* _Available data_:
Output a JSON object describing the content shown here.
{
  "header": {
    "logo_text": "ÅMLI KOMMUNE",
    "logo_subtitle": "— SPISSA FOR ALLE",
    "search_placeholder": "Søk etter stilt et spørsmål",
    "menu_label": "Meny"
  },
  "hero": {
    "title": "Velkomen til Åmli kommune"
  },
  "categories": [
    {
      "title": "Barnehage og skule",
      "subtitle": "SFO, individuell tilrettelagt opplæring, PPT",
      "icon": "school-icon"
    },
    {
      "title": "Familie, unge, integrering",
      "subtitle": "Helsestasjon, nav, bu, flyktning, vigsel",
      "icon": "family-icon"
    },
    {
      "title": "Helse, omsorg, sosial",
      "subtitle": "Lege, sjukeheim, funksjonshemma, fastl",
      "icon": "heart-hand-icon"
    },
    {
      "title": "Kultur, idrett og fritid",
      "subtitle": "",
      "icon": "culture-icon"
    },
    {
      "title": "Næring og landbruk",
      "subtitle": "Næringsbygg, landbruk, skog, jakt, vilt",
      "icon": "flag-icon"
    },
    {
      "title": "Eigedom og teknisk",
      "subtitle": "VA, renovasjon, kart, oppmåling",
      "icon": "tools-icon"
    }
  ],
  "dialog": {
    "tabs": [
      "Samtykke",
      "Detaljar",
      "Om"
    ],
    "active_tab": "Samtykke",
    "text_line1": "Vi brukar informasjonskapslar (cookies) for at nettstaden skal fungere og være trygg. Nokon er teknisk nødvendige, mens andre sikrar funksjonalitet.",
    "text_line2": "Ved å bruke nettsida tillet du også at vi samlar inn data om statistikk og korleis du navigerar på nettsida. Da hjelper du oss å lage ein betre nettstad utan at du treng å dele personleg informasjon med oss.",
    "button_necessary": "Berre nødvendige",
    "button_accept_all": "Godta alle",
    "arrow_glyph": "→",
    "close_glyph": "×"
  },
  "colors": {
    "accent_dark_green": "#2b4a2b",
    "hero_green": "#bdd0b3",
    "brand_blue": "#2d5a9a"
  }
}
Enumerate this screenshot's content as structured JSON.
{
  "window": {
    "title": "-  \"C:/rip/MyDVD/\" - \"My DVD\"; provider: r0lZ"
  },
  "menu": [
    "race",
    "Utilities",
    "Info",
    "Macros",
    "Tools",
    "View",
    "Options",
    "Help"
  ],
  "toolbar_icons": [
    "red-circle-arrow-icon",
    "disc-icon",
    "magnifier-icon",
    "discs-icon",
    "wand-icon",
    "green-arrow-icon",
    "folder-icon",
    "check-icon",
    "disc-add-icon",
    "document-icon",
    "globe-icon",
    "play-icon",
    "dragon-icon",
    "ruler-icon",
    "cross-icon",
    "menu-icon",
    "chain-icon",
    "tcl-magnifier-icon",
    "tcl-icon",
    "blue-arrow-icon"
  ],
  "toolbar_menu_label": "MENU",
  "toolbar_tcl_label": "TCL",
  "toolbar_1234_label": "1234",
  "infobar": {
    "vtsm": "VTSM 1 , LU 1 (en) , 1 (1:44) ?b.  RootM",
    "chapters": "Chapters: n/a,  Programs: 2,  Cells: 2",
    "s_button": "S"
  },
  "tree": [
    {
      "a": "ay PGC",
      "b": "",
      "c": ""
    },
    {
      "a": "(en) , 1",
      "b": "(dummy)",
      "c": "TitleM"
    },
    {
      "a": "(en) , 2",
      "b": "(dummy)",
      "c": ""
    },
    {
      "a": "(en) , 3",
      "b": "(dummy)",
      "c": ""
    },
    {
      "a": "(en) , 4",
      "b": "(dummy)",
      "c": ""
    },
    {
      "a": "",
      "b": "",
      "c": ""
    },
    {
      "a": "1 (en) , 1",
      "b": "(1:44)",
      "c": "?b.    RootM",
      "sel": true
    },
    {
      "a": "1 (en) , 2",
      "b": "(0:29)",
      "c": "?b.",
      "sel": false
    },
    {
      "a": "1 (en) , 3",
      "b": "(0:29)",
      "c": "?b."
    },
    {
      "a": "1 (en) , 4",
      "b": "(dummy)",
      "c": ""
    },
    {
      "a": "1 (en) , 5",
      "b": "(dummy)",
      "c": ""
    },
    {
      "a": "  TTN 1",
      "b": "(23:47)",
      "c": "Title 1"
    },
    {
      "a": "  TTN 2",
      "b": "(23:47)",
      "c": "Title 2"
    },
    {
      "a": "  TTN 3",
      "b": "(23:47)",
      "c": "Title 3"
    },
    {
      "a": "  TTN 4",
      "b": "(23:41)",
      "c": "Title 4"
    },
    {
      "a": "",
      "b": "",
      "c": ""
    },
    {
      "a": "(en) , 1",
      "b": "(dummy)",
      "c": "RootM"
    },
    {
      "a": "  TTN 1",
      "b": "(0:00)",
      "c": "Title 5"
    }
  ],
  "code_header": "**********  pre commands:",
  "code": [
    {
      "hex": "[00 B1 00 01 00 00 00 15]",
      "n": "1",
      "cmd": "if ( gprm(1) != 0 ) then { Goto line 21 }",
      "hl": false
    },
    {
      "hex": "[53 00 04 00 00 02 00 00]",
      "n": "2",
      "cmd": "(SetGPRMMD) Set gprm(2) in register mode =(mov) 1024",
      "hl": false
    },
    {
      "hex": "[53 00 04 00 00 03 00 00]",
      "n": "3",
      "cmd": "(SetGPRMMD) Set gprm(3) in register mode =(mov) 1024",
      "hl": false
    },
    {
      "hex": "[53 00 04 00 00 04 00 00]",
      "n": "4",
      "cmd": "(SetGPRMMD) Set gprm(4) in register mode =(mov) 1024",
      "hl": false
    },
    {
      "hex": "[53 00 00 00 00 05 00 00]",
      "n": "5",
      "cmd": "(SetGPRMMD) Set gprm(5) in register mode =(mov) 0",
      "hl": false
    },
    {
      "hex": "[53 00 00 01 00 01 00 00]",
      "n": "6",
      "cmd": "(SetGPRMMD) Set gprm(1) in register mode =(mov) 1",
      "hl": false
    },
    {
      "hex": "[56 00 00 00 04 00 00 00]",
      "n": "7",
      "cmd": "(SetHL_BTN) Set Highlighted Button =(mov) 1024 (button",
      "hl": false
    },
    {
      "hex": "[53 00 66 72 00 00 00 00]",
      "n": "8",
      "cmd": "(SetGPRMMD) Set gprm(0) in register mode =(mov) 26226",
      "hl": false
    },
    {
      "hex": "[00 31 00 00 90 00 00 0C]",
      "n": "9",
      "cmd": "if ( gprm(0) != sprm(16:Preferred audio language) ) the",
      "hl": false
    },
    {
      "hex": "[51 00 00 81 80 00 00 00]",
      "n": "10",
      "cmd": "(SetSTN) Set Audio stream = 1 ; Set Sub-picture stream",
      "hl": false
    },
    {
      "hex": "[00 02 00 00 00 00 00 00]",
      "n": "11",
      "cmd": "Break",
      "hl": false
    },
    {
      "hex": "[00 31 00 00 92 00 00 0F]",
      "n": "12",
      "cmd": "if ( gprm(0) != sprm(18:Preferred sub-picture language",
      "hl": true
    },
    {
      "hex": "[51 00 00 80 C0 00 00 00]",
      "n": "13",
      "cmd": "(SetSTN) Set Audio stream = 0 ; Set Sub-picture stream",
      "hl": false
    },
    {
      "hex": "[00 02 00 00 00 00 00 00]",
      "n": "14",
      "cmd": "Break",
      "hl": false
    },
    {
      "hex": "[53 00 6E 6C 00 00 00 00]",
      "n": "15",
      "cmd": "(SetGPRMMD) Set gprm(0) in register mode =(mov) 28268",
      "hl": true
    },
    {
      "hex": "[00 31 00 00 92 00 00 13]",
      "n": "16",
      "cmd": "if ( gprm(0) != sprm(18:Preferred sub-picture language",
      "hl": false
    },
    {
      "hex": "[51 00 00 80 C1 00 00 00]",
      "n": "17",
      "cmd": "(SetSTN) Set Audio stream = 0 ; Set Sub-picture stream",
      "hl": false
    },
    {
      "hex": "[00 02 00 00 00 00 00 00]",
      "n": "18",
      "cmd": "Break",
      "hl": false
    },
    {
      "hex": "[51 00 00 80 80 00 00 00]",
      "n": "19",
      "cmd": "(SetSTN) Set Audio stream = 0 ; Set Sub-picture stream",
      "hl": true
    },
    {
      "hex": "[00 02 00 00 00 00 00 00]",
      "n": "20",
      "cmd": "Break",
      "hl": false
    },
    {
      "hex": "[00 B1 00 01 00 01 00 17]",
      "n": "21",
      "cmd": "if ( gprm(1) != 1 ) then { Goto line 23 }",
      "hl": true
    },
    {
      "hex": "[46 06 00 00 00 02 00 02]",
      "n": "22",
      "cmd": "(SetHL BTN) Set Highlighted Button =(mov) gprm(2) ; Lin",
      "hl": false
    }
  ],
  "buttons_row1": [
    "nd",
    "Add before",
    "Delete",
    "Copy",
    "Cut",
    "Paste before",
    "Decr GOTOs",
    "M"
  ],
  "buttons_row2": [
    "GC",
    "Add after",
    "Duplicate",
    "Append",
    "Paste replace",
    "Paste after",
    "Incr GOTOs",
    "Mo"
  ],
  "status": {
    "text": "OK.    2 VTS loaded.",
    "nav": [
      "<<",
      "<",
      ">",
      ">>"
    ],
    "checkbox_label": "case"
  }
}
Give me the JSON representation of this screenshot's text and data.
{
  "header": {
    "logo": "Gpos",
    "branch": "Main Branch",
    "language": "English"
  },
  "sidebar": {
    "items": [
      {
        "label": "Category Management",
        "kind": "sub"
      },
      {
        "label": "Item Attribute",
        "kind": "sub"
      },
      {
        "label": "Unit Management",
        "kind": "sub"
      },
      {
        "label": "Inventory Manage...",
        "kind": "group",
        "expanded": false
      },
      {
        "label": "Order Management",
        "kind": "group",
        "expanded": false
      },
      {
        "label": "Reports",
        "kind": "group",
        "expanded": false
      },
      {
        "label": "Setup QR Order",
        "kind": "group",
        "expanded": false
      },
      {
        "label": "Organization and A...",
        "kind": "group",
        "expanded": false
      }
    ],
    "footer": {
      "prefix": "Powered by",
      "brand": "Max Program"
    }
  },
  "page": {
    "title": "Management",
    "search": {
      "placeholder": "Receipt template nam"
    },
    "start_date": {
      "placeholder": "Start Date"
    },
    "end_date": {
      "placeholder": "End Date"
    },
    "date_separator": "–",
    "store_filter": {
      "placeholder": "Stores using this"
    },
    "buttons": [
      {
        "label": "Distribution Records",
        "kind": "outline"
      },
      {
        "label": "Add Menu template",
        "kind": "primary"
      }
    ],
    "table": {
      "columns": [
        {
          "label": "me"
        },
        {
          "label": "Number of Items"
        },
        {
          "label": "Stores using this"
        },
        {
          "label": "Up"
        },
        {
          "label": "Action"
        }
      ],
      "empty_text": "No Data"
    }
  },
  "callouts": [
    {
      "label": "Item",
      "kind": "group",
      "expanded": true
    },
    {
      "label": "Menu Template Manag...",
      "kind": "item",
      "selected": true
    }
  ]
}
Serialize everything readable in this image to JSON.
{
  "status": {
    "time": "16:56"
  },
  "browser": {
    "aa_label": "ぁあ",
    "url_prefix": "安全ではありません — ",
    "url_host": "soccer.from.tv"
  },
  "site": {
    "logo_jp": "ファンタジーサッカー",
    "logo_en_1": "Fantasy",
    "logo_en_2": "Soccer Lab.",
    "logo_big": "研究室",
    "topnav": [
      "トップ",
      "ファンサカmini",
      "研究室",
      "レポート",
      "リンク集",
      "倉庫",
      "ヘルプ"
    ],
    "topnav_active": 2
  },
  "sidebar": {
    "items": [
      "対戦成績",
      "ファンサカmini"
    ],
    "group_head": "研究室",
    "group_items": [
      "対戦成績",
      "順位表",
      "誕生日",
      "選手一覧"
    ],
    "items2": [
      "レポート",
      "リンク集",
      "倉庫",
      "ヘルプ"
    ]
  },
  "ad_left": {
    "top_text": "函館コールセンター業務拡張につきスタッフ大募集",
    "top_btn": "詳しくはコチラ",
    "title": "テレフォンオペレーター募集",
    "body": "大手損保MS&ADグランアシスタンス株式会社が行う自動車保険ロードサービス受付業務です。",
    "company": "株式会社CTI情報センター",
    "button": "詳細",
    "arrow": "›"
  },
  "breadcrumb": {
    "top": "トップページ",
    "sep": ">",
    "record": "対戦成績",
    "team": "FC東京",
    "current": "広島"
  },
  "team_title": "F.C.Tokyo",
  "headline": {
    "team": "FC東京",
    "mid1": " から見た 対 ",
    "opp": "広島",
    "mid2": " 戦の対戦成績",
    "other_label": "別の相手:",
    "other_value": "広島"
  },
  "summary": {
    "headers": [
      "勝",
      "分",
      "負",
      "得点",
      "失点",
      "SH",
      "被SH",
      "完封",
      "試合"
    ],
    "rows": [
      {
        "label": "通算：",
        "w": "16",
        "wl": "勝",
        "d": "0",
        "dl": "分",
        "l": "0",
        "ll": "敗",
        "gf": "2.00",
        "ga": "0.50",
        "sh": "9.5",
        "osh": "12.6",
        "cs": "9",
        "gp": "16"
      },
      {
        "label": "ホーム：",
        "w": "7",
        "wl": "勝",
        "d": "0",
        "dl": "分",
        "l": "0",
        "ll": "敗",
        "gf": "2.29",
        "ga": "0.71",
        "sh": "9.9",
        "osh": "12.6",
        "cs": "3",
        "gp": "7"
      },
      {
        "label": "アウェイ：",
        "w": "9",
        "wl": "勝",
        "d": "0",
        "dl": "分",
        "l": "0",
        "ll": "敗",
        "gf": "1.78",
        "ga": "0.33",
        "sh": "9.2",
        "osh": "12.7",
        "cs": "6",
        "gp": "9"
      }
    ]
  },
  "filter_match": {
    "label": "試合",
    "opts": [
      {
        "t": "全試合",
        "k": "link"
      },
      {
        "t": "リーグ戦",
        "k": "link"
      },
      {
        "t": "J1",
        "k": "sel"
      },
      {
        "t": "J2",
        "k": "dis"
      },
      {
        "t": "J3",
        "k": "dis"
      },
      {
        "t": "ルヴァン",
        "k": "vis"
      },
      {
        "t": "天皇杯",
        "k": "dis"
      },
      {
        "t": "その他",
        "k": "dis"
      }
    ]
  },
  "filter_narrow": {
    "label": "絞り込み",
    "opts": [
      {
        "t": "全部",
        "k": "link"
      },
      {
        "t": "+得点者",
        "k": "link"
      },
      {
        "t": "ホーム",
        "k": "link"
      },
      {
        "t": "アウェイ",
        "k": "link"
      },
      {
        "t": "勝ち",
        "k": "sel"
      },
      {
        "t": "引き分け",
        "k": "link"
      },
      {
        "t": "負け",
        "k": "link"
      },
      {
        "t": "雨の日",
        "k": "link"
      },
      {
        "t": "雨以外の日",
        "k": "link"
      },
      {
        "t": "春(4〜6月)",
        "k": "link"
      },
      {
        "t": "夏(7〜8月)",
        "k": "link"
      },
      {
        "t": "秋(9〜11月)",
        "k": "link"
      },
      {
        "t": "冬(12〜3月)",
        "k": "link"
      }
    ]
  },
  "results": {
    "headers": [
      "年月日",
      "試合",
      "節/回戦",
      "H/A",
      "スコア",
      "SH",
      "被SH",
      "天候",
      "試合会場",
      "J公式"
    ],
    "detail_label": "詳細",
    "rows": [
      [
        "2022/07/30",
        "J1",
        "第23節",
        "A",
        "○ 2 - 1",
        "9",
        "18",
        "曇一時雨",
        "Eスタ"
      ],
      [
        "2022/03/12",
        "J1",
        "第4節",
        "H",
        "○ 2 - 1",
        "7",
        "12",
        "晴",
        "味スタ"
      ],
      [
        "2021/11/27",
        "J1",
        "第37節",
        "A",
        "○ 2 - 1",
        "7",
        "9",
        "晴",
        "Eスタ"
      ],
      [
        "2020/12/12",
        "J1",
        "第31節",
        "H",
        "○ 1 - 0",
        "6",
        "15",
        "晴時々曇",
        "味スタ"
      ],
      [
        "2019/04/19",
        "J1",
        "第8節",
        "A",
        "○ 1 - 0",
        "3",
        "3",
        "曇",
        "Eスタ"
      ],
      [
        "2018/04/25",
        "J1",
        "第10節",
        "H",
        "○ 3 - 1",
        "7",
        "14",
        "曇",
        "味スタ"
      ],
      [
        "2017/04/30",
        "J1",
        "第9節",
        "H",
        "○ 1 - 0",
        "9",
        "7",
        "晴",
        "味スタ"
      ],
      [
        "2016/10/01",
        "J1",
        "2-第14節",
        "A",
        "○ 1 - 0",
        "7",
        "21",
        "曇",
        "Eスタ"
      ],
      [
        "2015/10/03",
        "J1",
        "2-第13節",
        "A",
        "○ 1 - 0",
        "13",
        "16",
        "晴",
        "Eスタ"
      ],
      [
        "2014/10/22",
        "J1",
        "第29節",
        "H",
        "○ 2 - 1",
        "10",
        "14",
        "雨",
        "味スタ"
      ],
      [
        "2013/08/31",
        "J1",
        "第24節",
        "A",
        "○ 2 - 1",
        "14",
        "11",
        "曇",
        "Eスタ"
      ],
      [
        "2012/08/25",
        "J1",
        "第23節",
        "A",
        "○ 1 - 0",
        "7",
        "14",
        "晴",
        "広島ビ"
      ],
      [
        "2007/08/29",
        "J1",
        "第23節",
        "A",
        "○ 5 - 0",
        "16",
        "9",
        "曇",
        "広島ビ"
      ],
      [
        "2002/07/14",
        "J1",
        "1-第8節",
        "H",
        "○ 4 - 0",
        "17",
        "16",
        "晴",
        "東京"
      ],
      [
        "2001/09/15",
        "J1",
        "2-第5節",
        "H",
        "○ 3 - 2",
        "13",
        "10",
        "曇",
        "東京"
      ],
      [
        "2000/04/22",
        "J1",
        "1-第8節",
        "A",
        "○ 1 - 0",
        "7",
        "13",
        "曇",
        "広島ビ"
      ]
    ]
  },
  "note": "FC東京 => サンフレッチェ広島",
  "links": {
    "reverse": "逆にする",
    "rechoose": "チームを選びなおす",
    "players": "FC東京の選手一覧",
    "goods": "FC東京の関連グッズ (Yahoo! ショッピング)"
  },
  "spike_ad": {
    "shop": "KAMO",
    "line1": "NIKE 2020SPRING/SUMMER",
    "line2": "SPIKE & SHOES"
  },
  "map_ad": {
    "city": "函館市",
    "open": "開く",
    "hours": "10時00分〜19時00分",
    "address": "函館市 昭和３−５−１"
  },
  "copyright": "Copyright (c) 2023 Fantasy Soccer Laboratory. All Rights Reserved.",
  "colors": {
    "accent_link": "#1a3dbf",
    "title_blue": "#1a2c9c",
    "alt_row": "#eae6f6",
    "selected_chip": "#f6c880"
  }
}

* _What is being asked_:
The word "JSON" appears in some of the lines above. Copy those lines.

* _Response to the exercise_:
Output a JSON object describing the content shown here.
Enumerate this screenshot's content as structured JSON.
Give me the JSON representation of this screenshot's text and data.
Serialize everything readable in this image to JSON.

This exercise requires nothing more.